Just before dinner, we caught up with fashion designer Naeem Khan. Though his elegant New York loft served as an interior in the film Monsoon Wedding, he tabbed the living room of his Miami apartment. “It has a big crystal chandelier from a palace in India,” he revealed. “The fixture is 11 feet by nine feet—the size of, say, a good-size baby elephant.”
Writer Amy Fine Collins—one of the evening’s hosts—mentioned that she, too, owns a noteworthy chandelier. “The poshest room in my house is the maid’s room, which has been converted into my closet,” she said. “It has all my posh gowns. And I have a tall Billy Baldwin monkey chandelier hanging from the ceiling—it was a gift from Hamish Bowles.”
Others cited their posh bathrooms, including Lizzie Tisch, who arrived at the Pierre on the arm of her mogul husband, Jonathan, the evening’s auctioneer. “We have a powder room that is a favorite of mine,” she said. “It has a metallic-pink toilet that a man in Florida made us. It’s just a jewel box of a space.”
That theme was picked up the next day, at the Betty White event hosted by the Friars Club. When asked about the poshest space in his house, Regis Philbin called out, “her bathroom,” referring to the one belonging to his spouse, Joy. “That’s true,” Joy confirmed.
White herself opts for rooms that are fuzzy and familiar. “I live in my den,” she said. “It’s warm and cozy and decorated in gold-pink to match my golden retriever.”
Reality star Bethenny Frankel finds solace in her closet—which she calls a “dressing suite”—designed by the New York firm Gomez Associates. “It’s heaven,” she said. “It has beautiful hand-done wallpaper, a mirrored vanity, and 12- to 13-foot ceilings and windows.”
TV and radio titan Larry King admitted his trophy room knocks his socks off. “It has every honor I’ve ever been given, and every athletic award my children have ever gotten,” he explained. “If we feel a little low, we go into that room.”
Kathie Lee Gifford, also at the luncheon, extolled the virtues of her outdoor space. “Our house is very much a home, and in it we have a pub, a movie theater, and a recording studio,” recounted the Today show cohost. “But the poshest element is the out-of-doors. We live on a 20-foot cliff out on a peninsula overlooking the Long Island Sound and the New York skyline.”
At the USA fête, Academy Award–winning actress Ellen Burstyn, the star of the forthcoming series Political Animals, revealed that her escape is her bedroom. “It’s large—it’s a library,” she said. “And it has my favorite Buddha lamp and favorite purple Chinese rug in it. It’s all pretty wonderful.”

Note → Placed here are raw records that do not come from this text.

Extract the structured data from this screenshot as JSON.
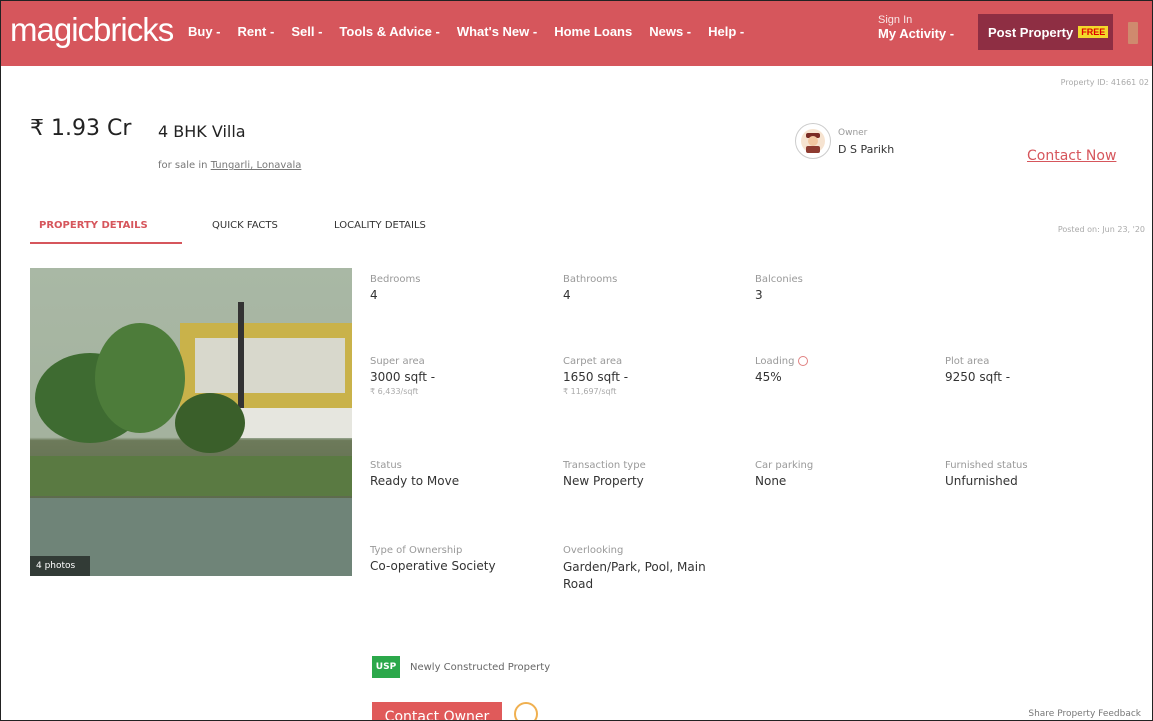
{
  "header": {
    "logo": "magicbricks",
    "nav": [
      "Buy -",
      "Rent -",
      "Sell -",
      "Tools & Advice -",
      "What's New -",
      "Home Loans",
      "News -",
      "Help -"
    ],
    "signin_top": "Sign In",
    "signin_bottom": "My Activity -",
    "post_property": "Post Property",
    "free_badge": "FREE"
  },
  "listing": {
    "property_id": "Property ID: 41661 02",
    "price": "₹ 1.93 Cr",
    "title": "4 BHK Villa",
    "subtitle_prefix": "for sale in",
    "location": "Tungarli, Lonavala",
    "owner_label": "Owner",
    "owner_name": "D S Parikh",
    "contact_now": "Contact Now",
    "posted_on": "Posted on: Jun 23, '20"
  },
  "tabs": [
    "PROPERTY DETAILS",
    "QUICK FACTS",
    "LOCALITY DETAILS"
  ],
  "photo": {
    "count_label": "4 photos"
  },
  "facts": {
    "bedrooms": {
      "label": "Bedrooms",
      "value": "4"
    },
    "bathrooms": {
      "label": "Bathrooms",
      "value": "4"
    },
    "balconies": {
      "label": "Balconies",
      "value": "3"
    },
    "super_area": {
      "label": "Super area",
      "value": "3000 sqft -",
      "sub": "₹ 6,433/sqft"
    },
    "carpet_area": {
      "label": "Carpet area",
      "value": "1650 sqft -",
      "sub": "₹ 11,697/sqft"
    },
    "loading": {
      "label": "Loading",
      "value": "45%"
    },
    "plot_area": {
      "label": "Plot area",
      "value": "9250 sqft -"
    },
    "status": {
      "label": "Status",
      "value": "Ready to Move"
    },
    "transaction": {
      "label": "Transaction type",
      "value": "New Property"
    },
    "car_parking": {
      "label": "Car parking",
      "value": "None"
    },
    "furnished": {
      "label": "Furnished status",
      "value": "Unfurnished"
    },
    "ownership": {
      "label": "Type of Ownership",
      "value": "Co-operative Society"
    },
    "overlooking": {
      "label": "Overlooking",
      "value": "Garden/Park, Pool, Main Road"
    }
  },
  "usp": {
    "badge": "USP",
    "text": "Newly Constructed Property"
  },
  "actions": {
    "contact_owner": "Contact Owner",
    "share_feedback": "Share Property Feedback"
  },
  "colors": {
    "brand": "#d6565c",
    "post_button": "#8e2e43",
    "usp": "#2ba84a"
  }
}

Burstyn’s costar Carla Gugino cited her roof deck—“even though it’s not officially a room”—explaining that she had recently acquired the oasis after moving to New York from Los Angeles. She added that her California home, once a French consulate, featured a knockout “I’m-ready-for-my-close-up stairwell with a high ceiling and an old chandelier.”
Alas, not everyone is comfortable with posh. “We’re not fancy,” Sigourney Weaver offered. “Exotic perhaps.” In her relatively unpretentious living room, there are “sculptures of palm trees, I think from the 1930s,” she said. “There are paintings from all over and a lot of African fabric. It’s a room where you should feel very welcome.”
Finally, while Campbell Scott’s character on the show Royal Pains, Boris Kuester von Jurgens-Ratenicz, gets to call the 127-room Oheka Castle on New York’s Long Island his home, the actor admitted his own residence is not quite so fancy. “Dude,” he told AD, “my home is many things. But posh it is not.”